According to the magnetar model, energy is fed to the neutron star magnetosphere when local “crustquakes'' occur, giving rise to recurrent bursts with a large range of amplitudes. Giant flares are believed to originate from large-scale rearrangements of the inner field or catastrophic instabilities in the magnetosphere. Both mechanisms are accompanied by quasi-periodic oscillations (QPOs) in the tails of the flares.
In our work, we use a linear general relativistic code in order to find a better model that could fit to the observed frequencies.
Erich Gaertig, Kostas D. Kokkotas
When a fast rotating neutron star becomes unstable to the CFS-mechanism, the non-axisymmetric instabilities will be a strong emitter of gravitational waves. The detection of these gravitational waves from oscillating neutron stars will allow the study of their interior, in the same way as helioseismology provides information about the interior of the Sun. It is expected that the identification of specific pulsation frequencies in the observational data will reveal the true properties of matter at densities that cannot be probed today by any other experiment.

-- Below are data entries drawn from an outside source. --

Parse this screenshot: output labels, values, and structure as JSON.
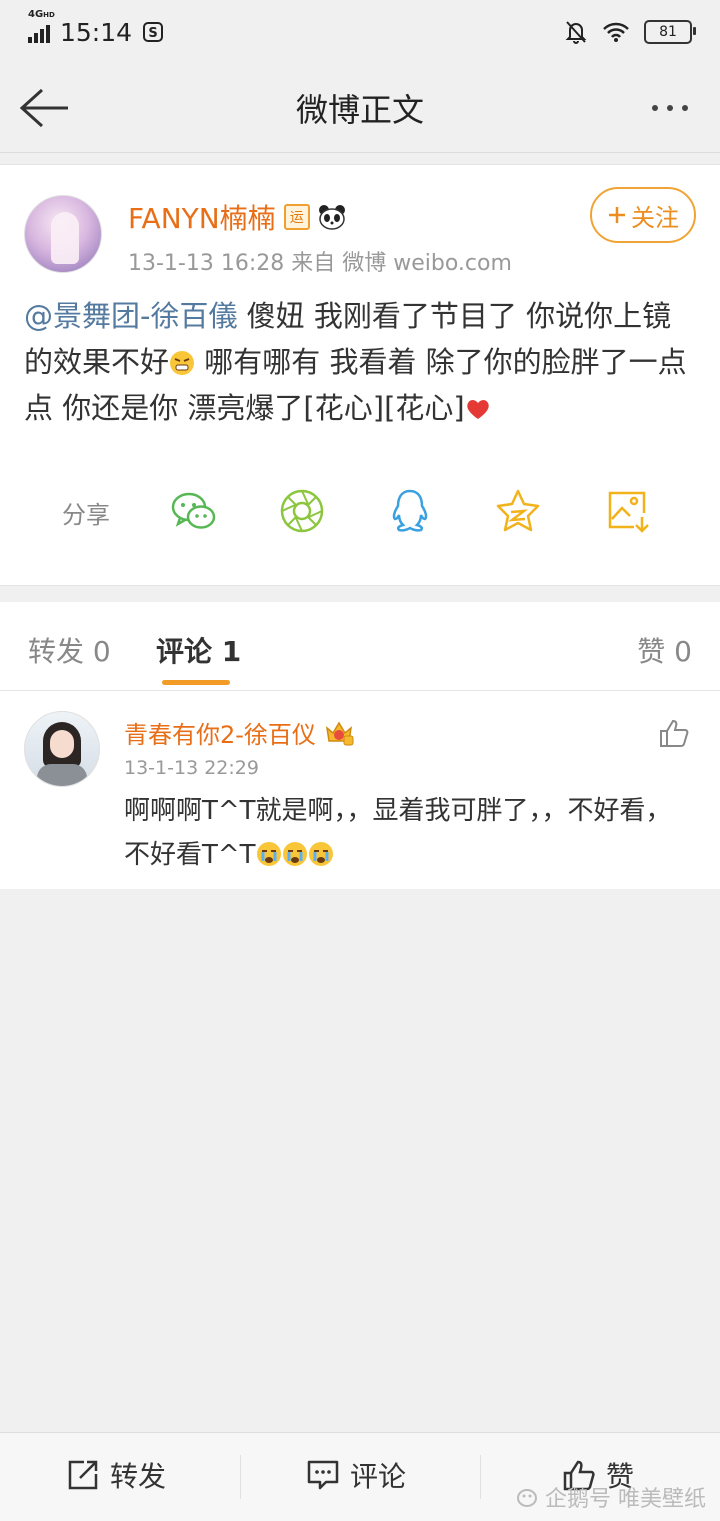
{
  "status_bar": {
    "network": "4G",
    "network_sub": "HD",
    "time": "15:14",
    "battery": "81"
  },
  "title_bar": {
    "title": "微博正文"
  },
  "post": {
    "username": "FANYN楠楠",
    "badge": "运",
    "meta": "13-1-13 16:28   来自 微博 weibo.com",
    "follow_label": "关注",
    "mention": "@景舞团-徐百儀",
    "text_a": " 傻妞 我刚看了节目了 你说你上镜的效果不好",
    "text_b": " 哪有哪有 我看着 除了你的脸胖了一点点 你还是你 漂亮爆了[花心][花心]"
  },
  "share": {
    "label": "分享",
    "icons": [
      "wechat-icon",
      "moments-icon",
      "qq-icon",
      "qzone-icon",
      "save-image-icon"
    ]
  },
  "tabs": {
    "repost": "转发 0",
    "comment": "评论 1",
    "like": "赞 0"
  },
  "comment": {
    "username": "青春有你2-徐百仪",
    "time": "13-1-13 22:29",
    "text": "啊啊啊T^T就是啊，，显着我可胖了，，不好看，不好看T^T"
  },
  "bottom_bar": {
    "repost": "转发",
    "comment": "评论",
    "like": "赞"
  },
  "watermark": "企鹅号 唯美壁纸",
  "colors": {
    "orange": "#e86f17",
    "accent": "#f29b27",
    "mention": "#557aa0",
    "green": "#56b854"
  }
}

This is the original suggestion about gravitational wave asteroseismology which was first applied to nonrotating neutron stars. The idea is to compute frequencies and damping times for different neutron star models and a huge variety of equations of state. Based on this data pool, model-independent relationships between oscillation frequencies/damping times and stellar key parametes like mass and radius can be established which will unambiguously pinpoint these parameters once gravitational waves from neutron stars can be detected.
In this study, gravitational wave asteroseismology has been extended to handle rapidly rotating neutron stars as well. The inclusion of rotational effects leads to several complications. First, non-axisymmetric mode frequencies split once the star is spinning and second, depending on the actual model, certain configurations can become secularly unstable. Nevertheless, it was possible to derive again model-independent relationships which in this case also include the angular velocity as fitting parameter.
Massively parallel computations typical of scientific simulations can nowadays make use of GPUs (graphics processing units). HORIZON is a new application code for general relativistic magnetohydrodynamics which is optimized to make full use of these new architectures. Substantial performance improvements over traditional CPU-based computations have been observed in this study.